Fast forward to seventh grade, and I’m a full fledged metalhead with a mullet, dangling skull earrings, concert-T wardrobe and I’m king of drawing band logos on my school desk and books. Testament is one of my favorite bands at the time, and there’s something about Chuck Billy’s voice that grabs my attention and has me wanting to sing along. I had a beginner guitar with a shitty amp, so I plugged a cheap mic into the amp and started singing in my bedroom to this record. “Sins of Omission” is a song that to this day makes the hairs on my arms stand up, and I would belt that one out repeatedly. I found that I had a knack for matching some of Chuck’s sounds back then, and this record was one of a few that helped me find my own style. A year or so after starting to do this I joined my first band, so, thanks, Chuck!

Favorite Track: “Sins of Omission”

Pantera – Vulgar Display of Power (1992)

I already loved Pantera when this came out, but this album spoke to me directly in what I wanted to hear and see from my musical heroes. This band was dangerous, they were fun and they were talented as hell. I’d say this record changed my life more than any other album. The songwriting, the heaviness and personality were exactly what I was looking for and these guys delivered it to so many that obviously were looking for it as well. They quickly claimed the torch as the leaders of heavy metal after this release, because many of the bigger bands that came before them were now experimenting with more radio-friendly material while Pantera just got heavier and angrier with each release. Without Pantera, heavy metal would sound a whole lot different today. You can go ahead and credit these guys, namely this album and Far Beyond Driven, for influencing what eventually became the New Wave of American Metal and metalcore. Every band we came up with will cite them and those two records as some of their favorite music. There’s not a weak track on the album, as everything dominates, from “Mouth for War” through “Hollow.”

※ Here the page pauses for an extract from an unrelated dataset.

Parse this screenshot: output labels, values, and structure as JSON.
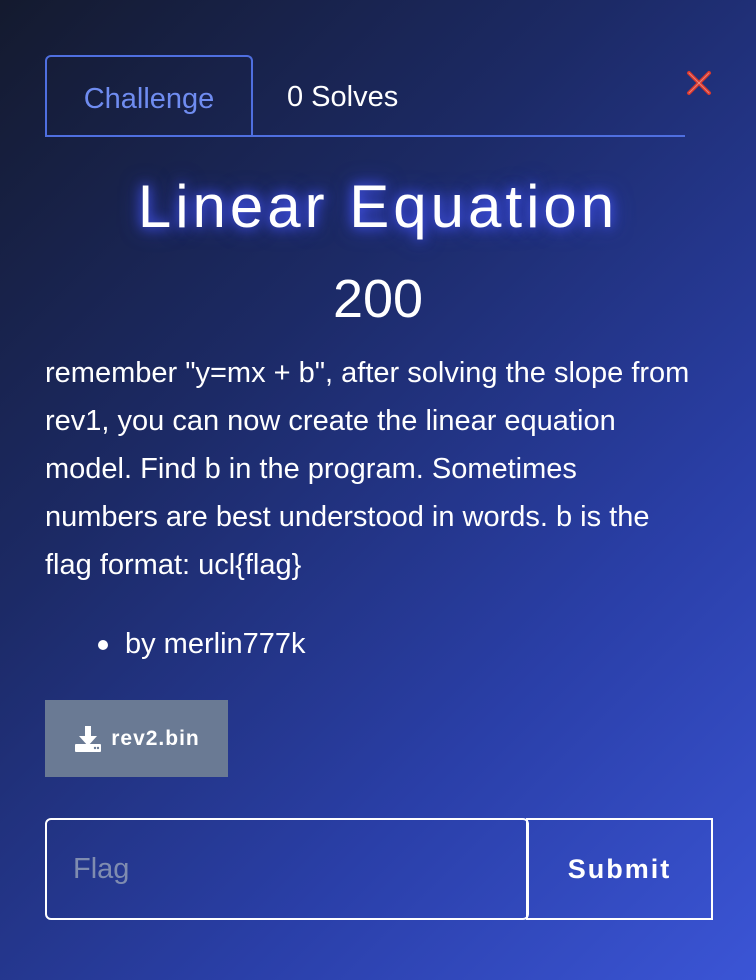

Favorite Track: “A New Level”

Earth Crisis – Destroy the Machines (1995)

By the mid-’90s I was on a constant search for new bands. With metal, I was getting burnt out on guitar solos and the glamour of it all, so I went more to the underground to get the aggression without the extravagance. Earth Crisis was exactly what I was looking for, with their crushingly heavy riffs, mid-paced groove, aggressive vocal approach and lyrics with a more socio-political approach. These guys had a message and they wanted to get it across with their music. That method drew me in further and got me more interested in hardcore and the messages bands had. This is an album I would listen to on repeat and keep in constant rotation for years. The opener of “Forced March” into “Born from Pain” is unrelenting and bludgeoning. From there on out, you are in the mood and headspace of this record. It’s dark, it’s heavy, it’s pissed and it’s epic. A must-listen for everyone who likes heavy music.

Favorite Track: “Wrath of Sanity”